VUMC earns its highest score from accreditors

If preliminary results hold, this year VUMC will achieve its highest score ever for the triennial survey conducted by the national health care accreditation authority, the Joint Commission on Accreditation of Healthcare Organizations.

A team from JCAHO was on campus June 23 – 27 to examine records, observe activity and facilities both on and off campus, and talk with staff, faculty and patients.

Surveyors gave VUMC a preliminary score of 90 out of a possible 100. Vanderbilt’s preliminary score from its 2000 survey was 89, and its score in 1997 was 86. JCAHO will issue final findings from the survey within nine months.

“The survey team’s very positive findings speak to the great attention to quality and safety practiced by staff and faculty here at Vanderbilt,” said Norman Urmy, executive vice-president for clinical affairs and CEO of VUH. “Particularly in an organization of our size and complexity, there is no way to score a 90 from JCAHO without the concerted efforts of the entire staff. The survey team was extremely complimentary. They found a staff that worked well together and that communicates well as a patient care team.”

The vast majority of hospitals in the survey receive from one to four “type one” violations that require correction and formal follow-up to accreditors. VUMC received three type one’s in the recent survey; the survey team discovered (1) instances in which controlled substances were not properly stored, (2) in an audit of randomly drawn personnel files, a file in which training, orientation and competency assessment weren’t documented as having occurred until three months after the start of employment, and (3) a personnel file that indicated that a temporary nurse on one unit was not reassessed for competency upon being reengaged for work after a year’s absence from the unit.

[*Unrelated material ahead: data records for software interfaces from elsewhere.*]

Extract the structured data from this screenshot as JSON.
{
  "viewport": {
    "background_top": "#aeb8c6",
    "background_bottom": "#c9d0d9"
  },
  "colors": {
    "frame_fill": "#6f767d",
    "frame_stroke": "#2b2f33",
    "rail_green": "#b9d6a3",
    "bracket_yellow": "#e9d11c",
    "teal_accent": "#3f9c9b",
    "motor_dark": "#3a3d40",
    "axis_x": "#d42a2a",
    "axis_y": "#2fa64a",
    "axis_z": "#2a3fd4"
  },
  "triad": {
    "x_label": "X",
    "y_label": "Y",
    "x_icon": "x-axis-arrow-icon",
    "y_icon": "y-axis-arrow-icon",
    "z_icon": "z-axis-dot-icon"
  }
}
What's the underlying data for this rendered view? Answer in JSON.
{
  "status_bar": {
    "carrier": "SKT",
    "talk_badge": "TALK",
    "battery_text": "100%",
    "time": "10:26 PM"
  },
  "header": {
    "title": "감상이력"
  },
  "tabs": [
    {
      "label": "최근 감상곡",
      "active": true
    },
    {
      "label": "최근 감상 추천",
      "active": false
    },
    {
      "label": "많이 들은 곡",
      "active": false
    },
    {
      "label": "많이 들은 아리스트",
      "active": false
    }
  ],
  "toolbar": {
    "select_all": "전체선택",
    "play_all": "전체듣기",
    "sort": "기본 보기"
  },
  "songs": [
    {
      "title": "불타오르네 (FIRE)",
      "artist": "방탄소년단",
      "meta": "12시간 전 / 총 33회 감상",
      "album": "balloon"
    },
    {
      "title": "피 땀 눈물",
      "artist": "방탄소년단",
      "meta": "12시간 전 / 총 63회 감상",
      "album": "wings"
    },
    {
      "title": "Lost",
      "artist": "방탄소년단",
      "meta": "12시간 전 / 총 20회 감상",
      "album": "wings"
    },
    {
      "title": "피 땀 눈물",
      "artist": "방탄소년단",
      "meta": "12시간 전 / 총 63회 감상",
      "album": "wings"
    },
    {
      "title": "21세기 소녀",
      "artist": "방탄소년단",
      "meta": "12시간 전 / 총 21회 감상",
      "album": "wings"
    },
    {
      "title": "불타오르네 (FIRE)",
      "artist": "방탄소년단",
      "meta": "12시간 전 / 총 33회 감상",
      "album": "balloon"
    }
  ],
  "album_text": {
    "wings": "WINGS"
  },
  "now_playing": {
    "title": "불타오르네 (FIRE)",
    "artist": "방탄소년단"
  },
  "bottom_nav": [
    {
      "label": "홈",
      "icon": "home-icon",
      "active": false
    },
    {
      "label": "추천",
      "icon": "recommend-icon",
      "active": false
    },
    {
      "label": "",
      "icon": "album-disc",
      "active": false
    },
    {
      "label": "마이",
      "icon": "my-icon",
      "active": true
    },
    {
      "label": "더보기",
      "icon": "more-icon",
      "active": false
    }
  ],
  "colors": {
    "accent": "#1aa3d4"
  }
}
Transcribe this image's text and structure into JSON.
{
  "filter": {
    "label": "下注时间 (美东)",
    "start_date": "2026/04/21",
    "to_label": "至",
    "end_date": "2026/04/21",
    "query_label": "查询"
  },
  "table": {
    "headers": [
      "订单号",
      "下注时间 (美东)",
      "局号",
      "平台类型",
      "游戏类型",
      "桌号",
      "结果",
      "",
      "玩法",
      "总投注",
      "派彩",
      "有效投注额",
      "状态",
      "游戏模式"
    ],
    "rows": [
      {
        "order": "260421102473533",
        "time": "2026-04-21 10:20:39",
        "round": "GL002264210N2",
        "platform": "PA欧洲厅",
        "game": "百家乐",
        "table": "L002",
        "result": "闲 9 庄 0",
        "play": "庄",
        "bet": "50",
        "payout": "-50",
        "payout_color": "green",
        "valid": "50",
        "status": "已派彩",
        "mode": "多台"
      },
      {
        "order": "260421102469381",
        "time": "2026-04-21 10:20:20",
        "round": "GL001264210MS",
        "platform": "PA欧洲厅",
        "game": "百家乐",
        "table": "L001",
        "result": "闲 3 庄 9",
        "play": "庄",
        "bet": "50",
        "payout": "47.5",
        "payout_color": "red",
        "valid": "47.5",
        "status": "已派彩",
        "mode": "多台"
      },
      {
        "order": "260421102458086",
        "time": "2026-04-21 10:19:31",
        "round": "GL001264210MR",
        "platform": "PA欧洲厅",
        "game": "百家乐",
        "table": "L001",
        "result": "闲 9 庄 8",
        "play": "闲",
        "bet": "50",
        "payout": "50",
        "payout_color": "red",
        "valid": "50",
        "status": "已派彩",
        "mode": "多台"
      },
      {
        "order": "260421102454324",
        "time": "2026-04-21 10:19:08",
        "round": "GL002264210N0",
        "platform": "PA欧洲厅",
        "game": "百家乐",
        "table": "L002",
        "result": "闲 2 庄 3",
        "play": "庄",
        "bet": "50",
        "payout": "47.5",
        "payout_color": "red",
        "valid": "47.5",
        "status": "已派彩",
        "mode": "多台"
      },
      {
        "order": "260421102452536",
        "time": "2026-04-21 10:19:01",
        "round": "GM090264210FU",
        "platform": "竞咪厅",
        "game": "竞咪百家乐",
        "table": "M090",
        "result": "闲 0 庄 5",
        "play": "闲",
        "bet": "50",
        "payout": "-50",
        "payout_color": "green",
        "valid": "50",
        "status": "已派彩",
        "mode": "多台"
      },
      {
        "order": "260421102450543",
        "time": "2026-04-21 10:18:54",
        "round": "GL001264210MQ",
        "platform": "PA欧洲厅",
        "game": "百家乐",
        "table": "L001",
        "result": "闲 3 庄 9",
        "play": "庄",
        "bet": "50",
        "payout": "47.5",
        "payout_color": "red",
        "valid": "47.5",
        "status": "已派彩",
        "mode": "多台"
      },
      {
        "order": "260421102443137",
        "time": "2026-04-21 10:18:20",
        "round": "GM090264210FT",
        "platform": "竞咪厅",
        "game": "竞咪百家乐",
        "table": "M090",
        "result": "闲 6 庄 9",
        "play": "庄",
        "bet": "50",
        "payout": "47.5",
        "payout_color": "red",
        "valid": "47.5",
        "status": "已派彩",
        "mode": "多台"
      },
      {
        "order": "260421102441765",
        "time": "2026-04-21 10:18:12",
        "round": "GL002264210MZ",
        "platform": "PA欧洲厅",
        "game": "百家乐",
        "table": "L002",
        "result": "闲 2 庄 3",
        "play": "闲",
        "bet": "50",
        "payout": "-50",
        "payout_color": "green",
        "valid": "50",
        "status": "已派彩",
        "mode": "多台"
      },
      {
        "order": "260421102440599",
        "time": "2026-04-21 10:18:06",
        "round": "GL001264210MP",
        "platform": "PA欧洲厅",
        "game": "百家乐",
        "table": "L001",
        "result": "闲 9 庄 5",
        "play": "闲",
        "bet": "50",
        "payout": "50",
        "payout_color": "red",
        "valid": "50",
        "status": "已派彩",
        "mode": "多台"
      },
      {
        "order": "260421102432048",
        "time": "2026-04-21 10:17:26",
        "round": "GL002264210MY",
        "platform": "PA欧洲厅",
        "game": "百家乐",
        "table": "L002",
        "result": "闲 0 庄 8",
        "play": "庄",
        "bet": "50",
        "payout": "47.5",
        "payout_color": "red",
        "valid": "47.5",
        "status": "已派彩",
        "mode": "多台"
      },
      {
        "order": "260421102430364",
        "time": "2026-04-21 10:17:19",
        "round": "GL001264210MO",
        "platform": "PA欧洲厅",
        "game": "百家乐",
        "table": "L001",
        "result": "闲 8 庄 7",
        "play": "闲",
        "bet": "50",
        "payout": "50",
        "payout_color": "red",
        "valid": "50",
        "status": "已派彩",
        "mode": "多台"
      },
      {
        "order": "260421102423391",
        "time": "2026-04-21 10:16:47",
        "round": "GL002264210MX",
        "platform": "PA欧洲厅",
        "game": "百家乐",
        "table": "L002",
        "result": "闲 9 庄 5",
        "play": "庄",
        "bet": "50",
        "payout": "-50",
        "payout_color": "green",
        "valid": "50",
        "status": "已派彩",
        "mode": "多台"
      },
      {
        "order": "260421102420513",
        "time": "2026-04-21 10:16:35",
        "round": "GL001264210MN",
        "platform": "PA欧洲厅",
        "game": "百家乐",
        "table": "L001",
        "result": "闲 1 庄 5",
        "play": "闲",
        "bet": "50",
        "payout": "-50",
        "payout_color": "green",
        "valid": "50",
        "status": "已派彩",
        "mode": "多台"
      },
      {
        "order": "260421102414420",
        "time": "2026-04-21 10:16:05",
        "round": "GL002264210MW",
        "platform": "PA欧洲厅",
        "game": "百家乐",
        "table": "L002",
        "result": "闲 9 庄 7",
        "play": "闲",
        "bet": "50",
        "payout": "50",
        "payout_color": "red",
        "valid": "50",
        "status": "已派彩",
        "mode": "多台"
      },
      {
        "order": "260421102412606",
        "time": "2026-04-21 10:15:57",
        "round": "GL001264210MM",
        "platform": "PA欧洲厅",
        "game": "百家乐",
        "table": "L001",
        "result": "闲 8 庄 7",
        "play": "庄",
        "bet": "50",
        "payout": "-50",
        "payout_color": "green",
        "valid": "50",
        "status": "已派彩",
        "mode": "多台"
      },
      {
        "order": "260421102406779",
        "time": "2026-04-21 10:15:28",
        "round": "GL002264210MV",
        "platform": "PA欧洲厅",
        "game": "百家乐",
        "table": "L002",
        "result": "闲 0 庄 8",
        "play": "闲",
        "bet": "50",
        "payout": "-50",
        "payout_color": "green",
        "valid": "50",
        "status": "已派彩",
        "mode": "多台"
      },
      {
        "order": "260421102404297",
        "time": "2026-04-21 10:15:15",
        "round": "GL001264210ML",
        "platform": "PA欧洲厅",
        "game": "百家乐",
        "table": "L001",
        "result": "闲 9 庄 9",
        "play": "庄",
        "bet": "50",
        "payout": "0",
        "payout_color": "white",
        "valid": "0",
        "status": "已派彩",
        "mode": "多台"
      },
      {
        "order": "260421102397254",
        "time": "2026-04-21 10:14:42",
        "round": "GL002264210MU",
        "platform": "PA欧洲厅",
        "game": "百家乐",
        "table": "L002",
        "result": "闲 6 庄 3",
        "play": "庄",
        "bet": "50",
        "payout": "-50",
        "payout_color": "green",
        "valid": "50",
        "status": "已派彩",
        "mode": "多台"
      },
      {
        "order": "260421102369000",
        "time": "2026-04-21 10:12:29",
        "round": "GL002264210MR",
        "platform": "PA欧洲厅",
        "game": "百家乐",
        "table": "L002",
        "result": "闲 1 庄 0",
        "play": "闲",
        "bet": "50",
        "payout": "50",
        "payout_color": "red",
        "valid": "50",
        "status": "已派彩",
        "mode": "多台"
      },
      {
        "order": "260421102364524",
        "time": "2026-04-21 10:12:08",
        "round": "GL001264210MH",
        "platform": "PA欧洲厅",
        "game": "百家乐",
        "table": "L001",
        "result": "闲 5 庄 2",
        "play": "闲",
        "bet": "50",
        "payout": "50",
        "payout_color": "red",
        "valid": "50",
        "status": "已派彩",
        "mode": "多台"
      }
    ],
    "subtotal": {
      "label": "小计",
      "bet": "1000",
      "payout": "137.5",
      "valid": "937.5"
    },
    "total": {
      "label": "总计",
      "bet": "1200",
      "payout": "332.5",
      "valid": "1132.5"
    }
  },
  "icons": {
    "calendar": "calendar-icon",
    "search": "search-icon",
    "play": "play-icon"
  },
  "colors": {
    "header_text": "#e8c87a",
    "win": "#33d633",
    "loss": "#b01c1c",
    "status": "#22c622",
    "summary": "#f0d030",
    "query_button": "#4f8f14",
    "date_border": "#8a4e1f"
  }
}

These violations are of a different cast than those of three years ago, when VUMC was cited with seven violations for more pervasive problems that required major organizational efforts to fix, from documentation of living wills, to maintenance of the patient problem list, to use of restraints, to initial patient assessment for nutrition and for functional status.

“We now have a lot of processes in place that support continuous compliance,” said Susan Moseley, director of Accreditation and Standards. “We’ve made many, many improvements in our patient care documentation systems. And everyone has given detailed attention to the findings from the last survey; we stayed on top of the things they found last time, and it showed.”

Overall results of the survey are published on the commission’s Web site. After 2003, JCAHO will no longer announce its surveys. VUMC will submit a self assessment in 18 months, and the next on-site survey will occur unannounced sometime in the latter half of 2005 or the first half of 2006.